Records from a collection
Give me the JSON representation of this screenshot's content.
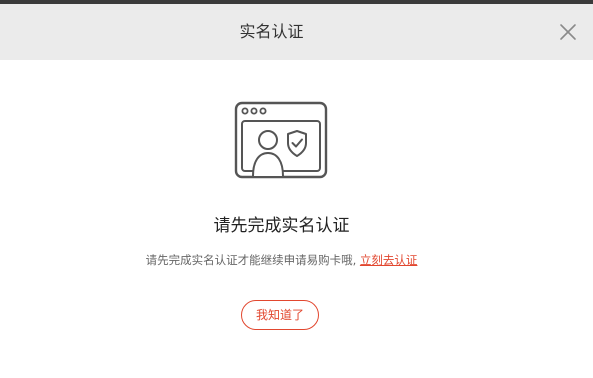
{
  "dialog": {
    "title": "实名认证",
    "close_icon": "close-icon",
    "illustration_icon": "identity-verification-icon",
    "heading": "请先完成实名认证",
    "description": "请先完成实名认证才能继续申请易购卡哦,",
    "link_label": "立刻去认证",
    "ok_label": "我知道了",
    "colors": {
      "accent": "#e2472f",
      "header_bg": "#ebebeb",
      "icon_stroke": "#555555"
    }
  }
}
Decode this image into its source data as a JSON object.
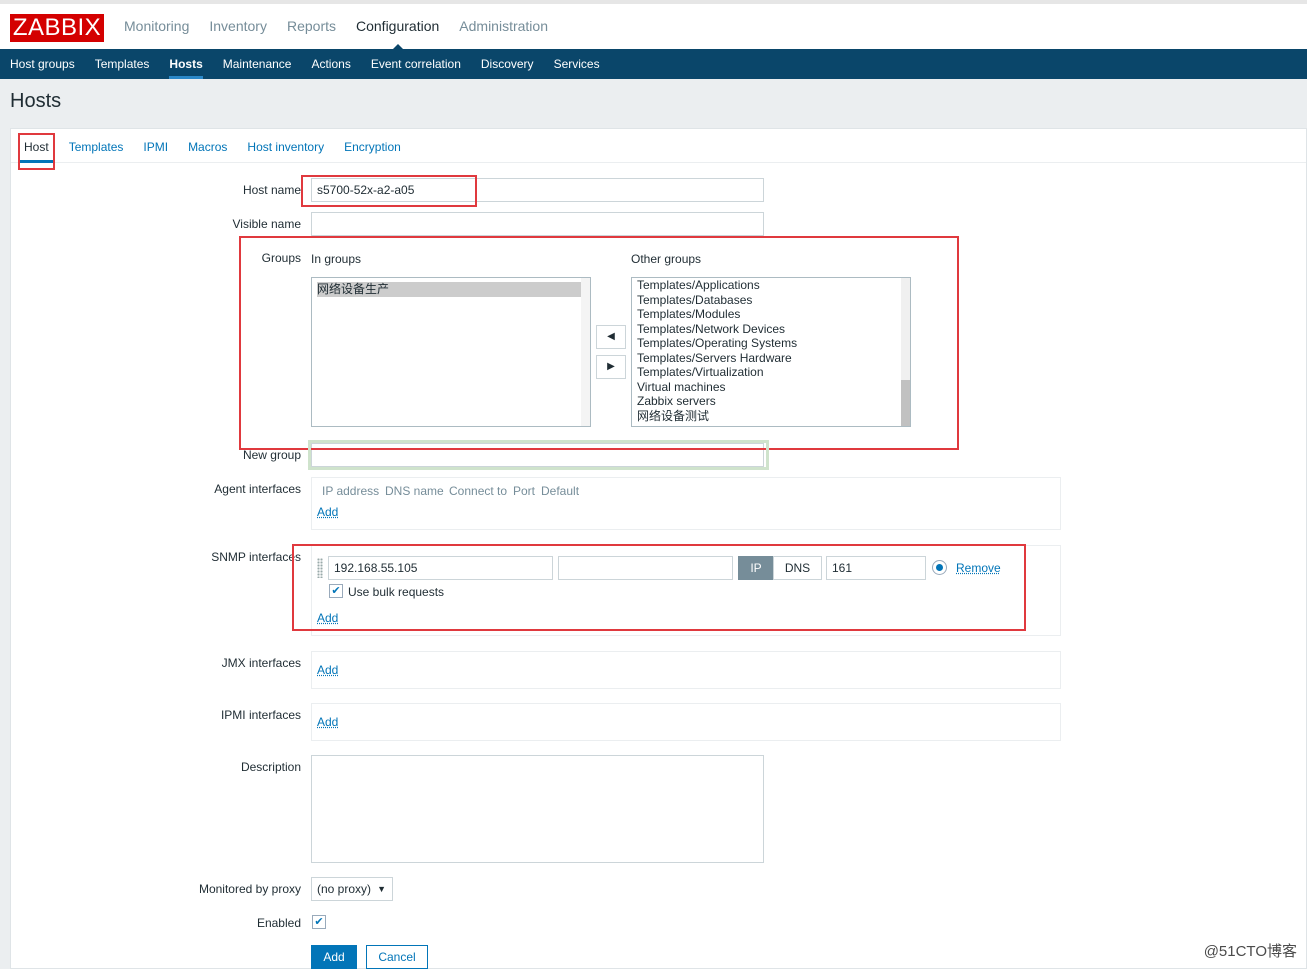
{
  "app": {
    "logo": "ZABBIX"
  },
  "main_nav": [
    {
      "label": "Monitoring",
      "active": false
    },
    {
      "label": "Inventory",
      "active": false
    },
    {
      "label": "Reports",
      "active": false
    },
    {
      "label": "Configuration",
      "active": true
    },
    {
      "label": "Administration",
      "active": false
    }
  ],
  "sub_nav": [
    {
      "label": "Host groups",
      "active": false
    },
    {
      "label": "Templates",
      "active": false
    },
    {
      "label": "Hosts",
      "active": true
    },
    {
      "label": "Maintenance",
      "active": false
    },
    {
      "label": "Actions",
      "active": false
    },
    {
      "label": "Event correlation",
      "active": false
    },
    {
      "label": "Discovery",
      "active": false
    },
    {
      "label": "Services",
      "active": false
    }
  ],
  "page": {
    "title": "Hosts"
  },
  "tabs": [
    {
      "label": "Host",
      "active": true
    },
    {
      "label": "Templates",
      "active": false
    },
    {
      "label": "IPMI",
      "active": false
    },
    {
      "label": "Macros",
      "active": false
    },
    {
      "label": "Host inventory",
      "active": false
    },
    {
      "label": "Encryption",
      "active": false
    }
  ],
  "form": {
    "host_name": {
      "label": "Host name",
      "value": "s5700-52x-a2-a05"
    },
    "visible_name": {
      "label": "Visible name",
      "value": ""
    },
    "groups": {
      "label": "Groups",
      "in_groups_label": "In groups",
      "other_groups_label": "Other groups",
      "in_groups": [
        "网络设备生产"
      ],
      "other_groups": [
        "Templates/Applications",
        "Templates/Databases",
        "Templates/Modules",
        "Templates/Network Devices",
        "Templates/Operating Systems",
        "Templates/Servers Hardware",
        "Templates/Virtualization",
        "Virtual machines",
        "Zabbix servers",
        "网络设备测试"
      ],
      "move_left_icon": "◀",
      "move_right_icon": "▶"
    },
    "new_group": {
      "label": "New group",
      "value": ""
    },
    "agent_interfaces": {
      "label": "Agent interfaces",
      "headers": [
        "IP address",
        "DNS name",
        "Connect to",
        "Port",
        "Default"
      ],
      "add_label": "Add"
    },
    "snmp_interfaces": {
      "label": "SNMP interfaces",
      "ip": "192.168.55.105",
      "dns": "",
      "connect_ip": "IP",
      "connect_dns": "DNS",
      "port": "161",
      "remove_label": "Remove",
      "bulk_label": "Use bulk requests",
      "bulk_checked": true,
      "add_label": "Add"
    },
    "jmx_interfaces": {
      "label": "JMX interfaces",
      "add_label": "Add"
    },
    "ipmi_interfaces": {
      "label": "IPMI interfaces",
      "add_label": "Add"
    },
    "description": {
      "label": "Description",
      "value": ""
    },
    "proxy": {
      "label": "Monitored by proxy",
      "value": "(no proxy)",
      "caret": "▼"
    },
    "enabled": {
      "label": "Enabled",
      "checked": true,
      "check_glyph": "✔"
    },
    "buttons": {
      "add": "Add",
      "cancel": "Cancel"
    }
  },
  "colors": {
    "brand_red": "#d40000",
    "nav_dark": "#0a466a",
    "link_blue": "#0275b8",
    "annotation_red": "#e0393e",
    "annotation_green": "#cfe3cc",
    "toggle_active": "#768d99"
  },
  "watermark": "@51CTO博客"
}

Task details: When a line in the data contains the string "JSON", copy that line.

Result of this task:
Give me the JSON representation of this screenshot's content.
Decode this image into its source data as a JSON object.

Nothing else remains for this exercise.